● **Task**
A word-for-word copy of the records below is needed, without the images.

● **Task data**
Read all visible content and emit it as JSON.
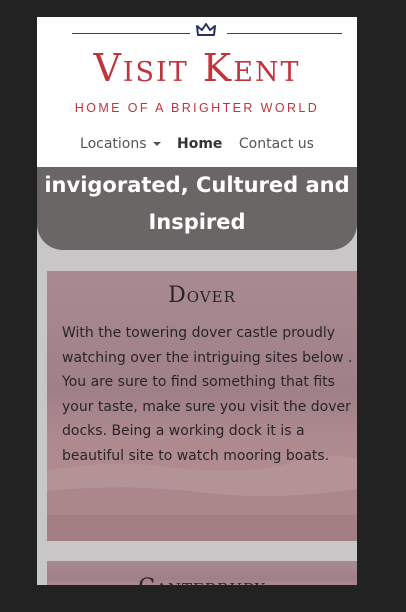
{
  "brand": {
    "title": "Visit Kent",
    "tagline": "HOME OF A BRIGHTER WORLD"
  },
  "nav": {
    "locations": "Locations",
    "home": "Home",
    "contact": "Contact us"
  },
  "hero": {
    "line1": "invigorated, Cultured and",
    "line2": "Inspired"
  },
  "cards": [
    {
      "title": "Dover",
      "body": "With the towering dover castle proudly watching over the intriguing sites below . You are sure to find something that fits your taste, make sure you visit the dover docks. Being a working dock it is a beautiful site to watch mooring boats."
    },
    {
      "title": "Canterbury"
    }
  ],
  "colors": {
    "brand_red": "#c1343e",
    "hero_bg": "#6a6666",
    "page_bg": "#c8c6c7",
    "outer_bg": "#222222"
  }
}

● **Your response**
Read all visible content and emit it as JSON.
{
  "brand": {
    "title": "Visit Kent",
    "tagline": "HOME OF A BRIGHTER WORLD"
  },
  "nav": {
    "locations": "Locations",
    "home": "Home",
    "contact": "Contact us"
  },
  "hero": {
    "line1": "invigorated, Cultured and",
    "line2": "Inspired"
  },
  "cards": [
    {
      "title": "Dover",
      "body": "With the towering dover castle proudly watching over the intriguing sites below . You are sure to find something that fits your taste, make sure you visit the dover docks. Being a working dock it is a beautiful site to watch mooring boats."
    },
    {
      "title": "Canterbury"
    }
  ],
  "colors": {
    "brand_red": "#c1343e",
    "hero_bg": "#6a6666",
    "page_bg": "#c8c6c7",
    "outer_bg": "#222222"
  }
}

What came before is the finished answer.